Laser spine surgery is potentially effective, but you need to ensure you receive the right diagnosis from medical professionals before even considering the procedure.

Most cases of neck and back pain are only muscle-rated and don’t require or benefit from any additional surgery. Unless you’re experiencing severe pain or muscle weakness that’s making it a challenge to walk or perform regular daily tasks, surgery isn’t often the first option.

In most cases, physical therapy and exercise, along with anti-inflammatory medications and lifestyle changes, are often more effective means of eliminating neck and back pain.

If conservative treatments don’t succeed in reducing this pain, you may require surgery, but this depends on the diagnosis. For instance, if you have a herniated disk with extreme pain that isn’t treatable with other options, you may require a discectomy.

Consider Traditional Spinal Surgery

Unlike laser spine surgery, traditional spine surgery has been been tested in clinical trials, and most patients who go through discectomies rather than laser spine surgery have experienced relief from pain and other symptoms.

Laminectomy is also effective for older patients who have received a diagnosis for spinal stenosis. Only a select few neurosurgeons recommend laser spine surgery as an alternative to these traditional surgeries, as there is very little evidence proving that laser spine surgery is worthwhile compared to discectomies and laminectomies, among other traditional procedures.

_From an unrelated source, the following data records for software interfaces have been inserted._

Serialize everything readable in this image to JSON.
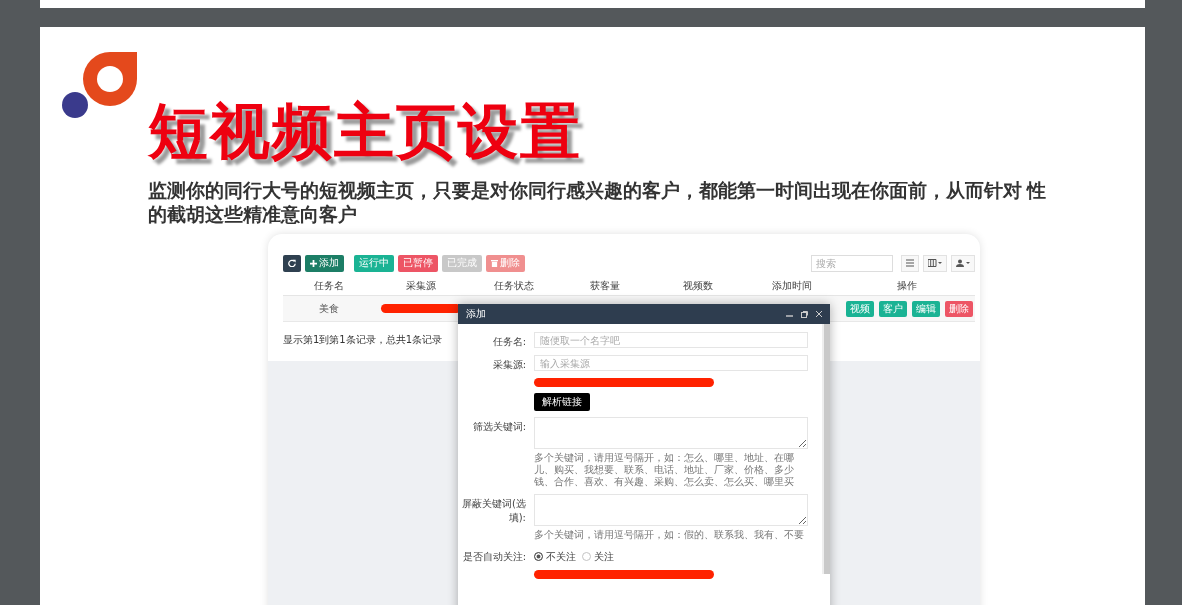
{
  "slide": {
    "title": "短视频主页设置",
    "paragraph": "监测你的同行大号的短视频主页，只要是对你同行感兴趣的客户，都能第一时间出现在你面前，从而针对 性的截胡这些精准意向客户"
  },
  "app": {
    "toolbar": [
      {
        "kind": "refresh",
        "color": "#2f4050"
      },
      {
        "kind": "add",
        "label": "添加",
        "color": "#1c7e66"
      },
      {
        "kind": "plain",
        "label": "运行中",
        "color": "#1ab394"
      },
      {
        "kind": "plain",
        "label": "已暂停",
        "color": "#ed5565"
      },
      {
        "kind": "plain",
        "label": "已完成",
        "color": "#c8c8c8"
      },
      {
        "kind": "delete",
        "label": "删除",
        "color": "#f08f8f"
      }
    ],
    "search": {
      "placeholder": "搜索"
    },
    "table": {
      "columns": [
        "任务名",
        "采集源",
        "任务状态",
        "获客量",
        "视频数",
        "添加时间",
        "操作"
      ],
      "rows": [
        {
          "cells": [
            {
              "kind": "text",
              "text": "美食"
            },
            {
              "kind": "redacted"
            }
          ],
          "actions": [
            {
              "label": "视频",
              "color": "#1ab394"
            },
            {
              "label": "客户",
              "color": "#1ab394"
            },
            {
              "label": "编辑",
              "color": "#1ab394"
            },
            {
              "label": "删除",
              "color": "#ed5565"
            }
          ]
        }
      ]
    },
    "pagination": "显示第1到第1条记录，总共1条记录",
    "modal": {
      "title": "添加",
      "fields": [
        {
          "kind": "input",
          "label": "任务名:",
          "placeholder": "随便取一个名字吧"
        },
        {
          "kind": "input",
          "label": "采集源:",
          "placeholder": "输入采集源"
        },
        {
          "kind": "redacted"
        },
        {
          "kind": "button",
          "label": "解析链接"
        },
        {
          "kind": "textarea",
          "label": "筛选关键词:",
          "help": "多个关键词，请用逗号隔开，如：怎么、哪里、地址、在哪儿、购买、我想要、联系、电话、地址、厂家、价格、多少钱、合作、喜欢、有兴趣、采购、怎么卖、怎么买、哪里买"
        },
        {
          "kind": "textarea",
          "label": "屏蔽关键词(选填):",
          "help": "多个关键词，请用逗号隔开，如：假的、联系我、我有、不要"
        },
        {
          "kind": "radio",
          "label": "是否自动关注:",
          "options": [
            {
              "label": "不关注",
              "selected": true
            },
            {
              "label": "关注",
              "selected": false
            }
          ]
        },
        {
          "kind": "redacted"
        }
      ]
    }
  }
}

While laser spine surgery may work in some cases, you’re better off sticking with other more traditional methods to treat severe pain before resorting to it.